Most of the children who were in the boarding schools did not understand english, yet they were not allowed to speak their own language; which was Cree. Some of the students put gum on their eyes to try and get some sleep on the night before going home, when they woke up they were punished by the nuns and they had to get it off with lard. Occasions like this one are found to be usual to most of the students, just so they can get away from the school.
Most Aboriginal people mix their religion with Indian Culture our Grandmother used to be a very Religious person but respected the culture a lot, the elders used to say there is nothing wrong with that. The main thing is respect your fellow human, animals and the trees.
Maria Linklater, Minnie Horse, Mary Arcand and Velma Arcand were asked, "How do you think christmas should be celebrated? Do you wish to send out any information or suggestions to other people in how to have a merry christmas?

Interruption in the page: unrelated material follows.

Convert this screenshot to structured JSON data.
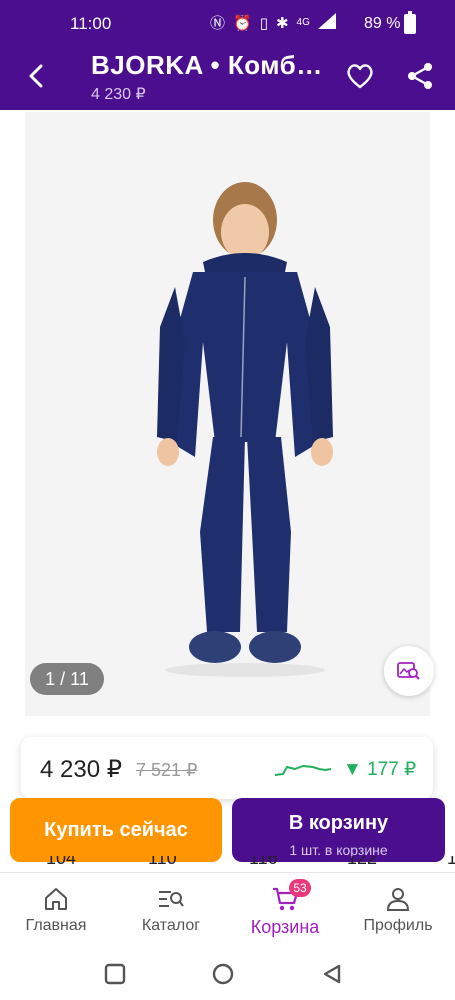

Maria Linklater: I still live my christmas the same way, but it is more commercialized and the kids expect more. We used to accept used articles, these days most parents put themselves in financial difficulties to purchase expensive presents for their families. If the parents continue to celebrate christmas with alcohol, their children and their children will follow their footsteps. Respect everyone especially elders and visit each other but get a good baby sitter, this is where sexual abuse starts. Make sure there is a woman present when you get a babysitter. We have to be role models for the younger generations so the children can grow up respecting others. On christmas do not forget the people in the hospital, elders and the mentally disabled at hospitals or the inmates at centres. I love everyone and have a Merry Christmas.
Minnie Horse: I still feel the same about christmas, but there are too many people drinking. We have been changed by the Non-Natives a lot and we are the only ones who can change it back so we can once again enjoy the peaceful feeling we used to have. Our children all want to be white because of the so called role models, like the rock and roll bands. The younger Native people are ashamed to talk Cree in Public, do not lose your culture.
Mary Arcand: Christmas is celebrated the same way except nothing is homemade, everything is bought from stores. I miss the sleigh rides, the sound of bells still ring in my ears. We used to ski behind the sleigh and jump off into the deep snow. My father Joe Angus and brother Harry Angus would sing round dance songs from house to house, everyone liked what they did. Everyone should shake hands even enemies on christmas so they can enjoy a peaceful life. People should go to round dances and meet different people. Native people long ago shared everything, if someone was to visit a house even for a short while they were told to sit and eat. When you give something do not expect anything in return, when your time comes you will be paid for your good deeds. If the kids are bad and if they cry hug them, do not punish them or they will carry that burden for ever.
One story that the story tellers want to share with you is about my Uncle Donald Angus.
One time around 20 years ago, Uncle Donald went to Hobbema, Alberta for a pow-wow. When an elder man came up to him during the giveaways and said in Cree,"Sit here, there is someone who wants to be related to you traditionally and you have to accept anything that you receive." Donald's heart jumped because he was going to get a wife. There were a lot of women standing in a row when he was asked to come forward, the man pointed at the women and said "This woman wants to be related to you because you look a lot like her deceased grandmother." I guess poor Uncle Donald turned red with embarrassement.